Roof Repair | The intensity of the sun and its damaging ultraviolet rays are not just a concern for your skin in the summer months. Think about what it’s doing to the roof you maintain.
A flat or low-slope roof – most of which are black in color – faces the brunt of the sun’s UV rays for several hours a day. This not only can break down and weaken an uncoated roof’s materials, but it can dramatically raise the surface temperature on the roof – by some accounts 60-100 degrees higher than the ambient temperature – and the amount of heat that is conducted to the building’s interior.
The case for coatings
One cost-effective way to extend the life of your roof, while improving your building interior’s energy efficiency is by applying a reflective coating to the roof’s surface. A white elastomeric coating, for instance, can help reflect UV rays and lower the temperature on a roof in warm climates.

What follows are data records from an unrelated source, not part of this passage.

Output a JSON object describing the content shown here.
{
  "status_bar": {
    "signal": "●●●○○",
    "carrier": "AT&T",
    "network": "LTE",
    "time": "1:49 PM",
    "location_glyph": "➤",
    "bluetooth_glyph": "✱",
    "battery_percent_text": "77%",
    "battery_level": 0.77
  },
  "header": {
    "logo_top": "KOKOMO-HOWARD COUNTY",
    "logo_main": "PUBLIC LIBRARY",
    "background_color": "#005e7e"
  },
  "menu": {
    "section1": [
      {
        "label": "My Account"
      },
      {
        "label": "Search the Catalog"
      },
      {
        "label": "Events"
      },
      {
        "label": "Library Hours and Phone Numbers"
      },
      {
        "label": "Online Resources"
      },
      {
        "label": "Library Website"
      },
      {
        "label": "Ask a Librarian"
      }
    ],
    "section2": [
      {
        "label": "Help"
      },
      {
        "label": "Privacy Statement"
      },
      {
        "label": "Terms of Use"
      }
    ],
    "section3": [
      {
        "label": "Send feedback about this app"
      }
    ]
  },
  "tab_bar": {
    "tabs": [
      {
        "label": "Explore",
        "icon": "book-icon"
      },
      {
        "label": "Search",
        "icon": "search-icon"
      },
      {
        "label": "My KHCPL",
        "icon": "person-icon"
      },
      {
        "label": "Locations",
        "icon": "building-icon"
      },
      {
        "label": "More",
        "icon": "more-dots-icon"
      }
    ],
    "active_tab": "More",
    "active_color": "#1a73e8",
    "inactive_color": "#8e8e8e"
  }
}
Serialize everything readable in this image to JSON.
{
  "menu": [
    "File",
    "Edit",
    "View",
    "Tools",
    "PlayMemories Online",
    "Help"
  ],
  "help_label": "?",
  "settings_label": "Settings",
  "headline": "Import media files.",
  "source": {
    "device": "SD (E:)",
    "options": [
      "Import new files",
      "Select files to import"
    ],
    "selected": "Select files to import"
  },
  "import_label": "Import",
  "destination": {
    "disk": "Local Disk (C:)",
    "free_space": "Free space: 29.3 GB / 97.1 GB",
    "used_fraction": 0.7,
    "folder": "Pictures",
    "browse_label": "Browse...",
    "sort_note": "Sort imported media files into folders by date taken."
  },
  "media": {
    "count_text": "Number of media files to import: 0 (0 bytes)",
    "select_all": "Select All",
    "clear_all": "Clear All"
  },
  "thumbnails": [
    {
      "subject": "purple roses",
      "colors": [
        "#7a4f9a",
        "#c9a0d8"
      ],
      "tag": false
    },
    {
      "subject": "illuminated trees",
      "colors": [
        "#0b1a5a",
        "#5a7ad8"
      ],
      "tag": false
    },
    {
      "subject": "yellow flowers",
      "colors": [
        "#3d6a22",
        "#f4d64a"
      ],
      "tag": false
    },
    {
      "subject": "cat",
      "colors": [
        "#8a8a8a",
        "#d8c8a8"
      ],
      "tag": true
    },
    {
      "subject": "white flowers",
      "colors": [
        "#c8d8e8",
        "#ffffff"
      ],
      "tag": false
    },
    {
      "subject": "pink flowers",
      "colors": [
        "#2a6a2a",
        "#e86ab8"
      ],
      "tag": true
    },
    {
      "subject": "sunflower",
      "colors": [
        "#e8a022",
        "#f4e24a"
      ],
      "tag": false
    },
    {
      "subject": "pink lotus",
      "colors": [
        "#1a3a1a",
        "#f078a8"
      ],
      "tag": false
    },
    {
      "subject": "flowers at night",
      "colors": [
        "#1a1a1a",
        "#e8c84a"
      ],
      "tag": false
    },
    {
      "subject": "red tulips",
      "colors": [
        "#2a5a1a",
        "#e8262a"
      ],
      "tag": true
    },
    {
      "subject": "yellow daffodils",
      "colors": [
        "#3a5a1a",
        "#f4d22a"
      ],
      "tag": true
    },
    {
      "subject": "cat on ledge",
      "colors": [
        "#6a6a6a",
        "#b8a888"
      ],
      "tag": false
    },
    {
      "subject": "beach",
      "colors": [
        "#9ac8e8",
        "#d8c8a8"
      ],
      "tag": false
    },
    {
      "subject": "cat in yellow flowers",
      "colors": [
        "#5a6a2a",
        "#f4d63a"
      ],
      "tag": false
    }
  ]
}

According to Building Operating Management, an uncoated, black roof absorbs between 70-80 percent of the solar energy that strikes it, but when a white or light-colored coating is applied, the solar absorption rate decreases to 20-30 percent. That can translate to significant savings in cooling costs. Therefore, in climates where cooling days outnumber heating days, white or light-colored roofs are a worthy consideration for energy efficiency.
But wait; there’s more
Coated roofs can extend a roof’s life dramatically when properly maintained and cleaned, depending on climate conditions. They can often be re-coated as well, further delaying the need for a replacement.
Reflectivity, however, can be compromised when dirt and debris accumulates, so regular inspections – twice per year as well as after significant weather events – are recommended to maintain its integrity.
Roof Repair | When choosing a reflective coating for your building, consider seeking the guidance of an experienced roofer who’s qualified to effectively match your building’s specific roof system type with a coating formulation that will best complement it – and the climate it’s in.